Every trust is comprised of an agreement between two people – a grantor who is donating funds to the trust, and a trustee who manages the donated funds as outlined by the grantor in the trust document. The funds in a trust are typically used to assist the trust beneficiary. This beneficiary is usually either a person or group. Understanding trusts can be complicated. However, simply put, a special needs trust is established for the benefit of someone with special needs.
For the most part, special needs trusts fall into three categories:
- First-party. First-party trusts are funded with the disabled beneficiary’s own funds.
- Third-party. Third-party trusts are created by someone else, typically a parent or grandparent for the benefit of a child or grandchild.
- Pooled disability trusts. Pooled disability trusts are run by a non-profit organization.
Each type of trust has its own benefits and drawbacks. For this reason, the grantor needs to consult with a special needs planning attorney before funding any of these trusts. The attorney will be able to outline each trust, the terms for governing what the trust funds may be used for, what funds should go in the trust and what will happen to the excess funds upon the death of the primary beneficiary.
One of the most difficult decisions for the grantor, if not the most difficult, is who to designate as the trustee of the special needs trust. A trustee of any type of trust has great responsibilities, however, the trustee of a special needs trust has to be extra careful when making distributions from the trust so that the beneficiary does not lose their eligibility for public benefits, such as Supplementary Security Income (SSI), Medicaid and subsidized housing.

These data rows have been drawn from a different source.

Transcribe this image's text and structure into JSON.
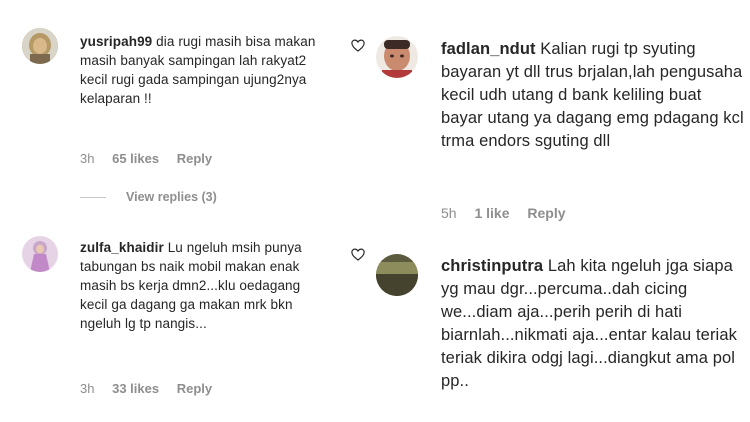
{
  "comments_left": [
    {
      "username": "yusripah99",
      "text": "dia rugi masih bisa makan masih banyak sampingan lah rakyat2 kecil rugi gada sampingan ujung2nya kelaparan !!",
      "time": "3h",
      "likes": "65 likes",
      "reply": "Reply",
      "view_replies": "View replies (3)"
    },
    {
      "username": "zulfa_khaidir",
      "text": "Lu ngeluh msih punya tabungan bs naik mobil makan enak masih bs kerja dmn2...klu oedagang kecil ga dagang ga makan mrk bkn ngeluh lg tp nangis...",
      "time": "3h",
      "likes": "33 likes",
      "reply": "Reply"
    }
  ],
  "comments_right": [
    {
      "username": "fadlan_ndut",
      "text": "Kalian rugi tp syuting bayaran yt dll trus brjalan,lah pengusaha kecil udh utang d bank keliling buat bayar utang ya dagang emg pdagang kcl trma endors sguting dll",
      "time": "5h",
      "likes": "1 like",
      "reply": "Reply"
    },
    {
      "username": "christinputra",
      "text": "Lah kita ngeluh jga siapa yg mau dgr...percuma..dah cicing we...diam aja...perih perih di hati biarnlah...nikmati aja...entar kalau teriak teriak dikira odgj lagi...diangkut ama pol pp..",
      "time": "",
      "likes": "",
      "reply": ""
    }
  ],
  "icons": {
    "like": "heart-outline-icon"
  },
  "colors": {
    "text": "#262626",
    "muted": "#8e8e8e",
    "divider": "#c7c7c7"
  }
}
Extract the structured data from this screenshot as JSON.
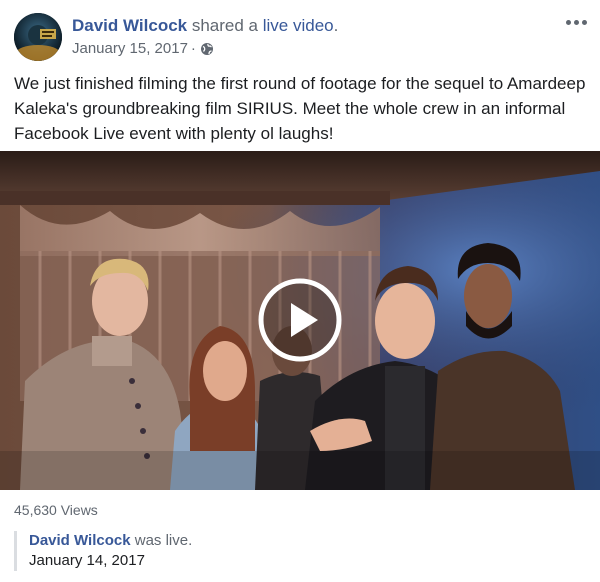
{
  "post": {
    "author": "David Wilcock",
    "action_prefix": "shared a",
    "action_link": "live video",
    "action_suffix": ".",
    "date": "January 15, 2017",
    "separator": "·",
    "privacy_icon": "globe-icon",
    "more_icon": "ellipsis-icon",
    "text": "We just finished filming the first round of footage for the sequel to Amardeep Kaleka's groundbreaking film SIRIUS. Meet the whole crew in an informal Facebook Live event with plenty ol laughs!"
  },
  "video": {
    "play_icon": "play-icon",
    "views": "45,630 Views"
  },
  "live": {
    "author": "David Wilcock",
    "action": "was live.",
    "date": "January 14, 2017"
  },
  "colors": {
    "link": "#385898",
    "secondary": "#606770",
    "text": "#1c1e21",
    "border": "#dadde1"
  }
}
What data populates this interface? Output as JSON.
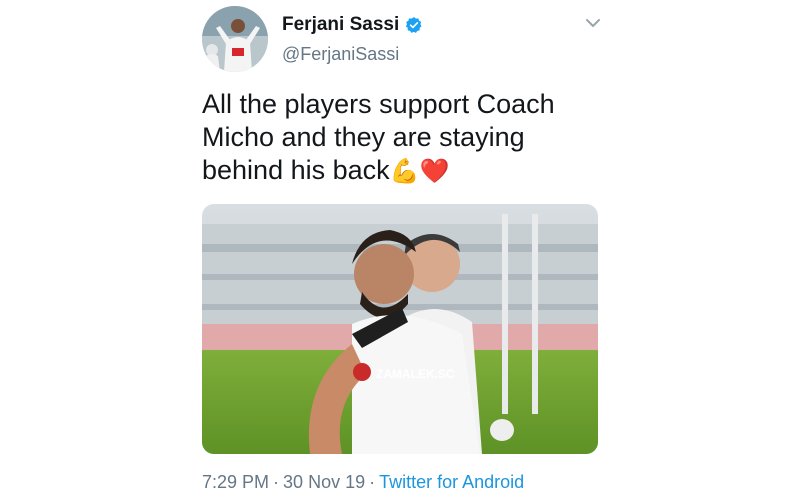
{
  "tweet": {
    "author": {
      "display_name": "Ferjani Sassi",
      "handle": "@FerjaniSassi",
      "verified": true,
      "verified_color": "#1da1f2"
    },
    "text_line": "All the players support Coach Micho and they are staying behind his back",
    "text_emojis": [
      "💪",
      "❤️"
    ],
    "media": {
      "watermark": "ZAMALEK.SC"
    },
    "meta": {
      "time": "7:29 PM",
      "date": "30 Nov 19",
      "separator": "·",
      "source": "Twitter for Android",
      "link_color": "#1b95e0"
    }
  },
  "icons": {
    "verified": "verified-badge-icon",
    "menu": "chevron-down-icon"
  }
}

Most grantors chose to appoint a family member as trustee, thinking that a family member will act in the best interest of their loved one and has an understanding of the beneficiary’s special needs unlike anyone else. However, when choosing a family member, you should consider whether or not this person has the time, skill and lack of self-interest to act as a trustee.
A viable alternative to a family member or close friend would be a professional trustee. Examples of professional trustees would be a bank, trust company, or law firm. These people would have the necessary skill set and experience, however, may lack experience with working with individuals with special needs and can be impersonal. Professional trustees also charge a fee for their services. For larger trusts, the fees are quite reasonable given the services provided. However, for smaller trust funds, a minimum annual fee charged by the professional trustees can be quite pricey in comparison.
As you can see, there are many factors to consider before creating a special needs trust. By contacting a knowledgeable special needs planning attorney, you can ensure the future of your loved one is protected.
Russo Law Group, P.C.
100 Quentin Roosevelt Blvd., Suite 102
Garden City, NY 11530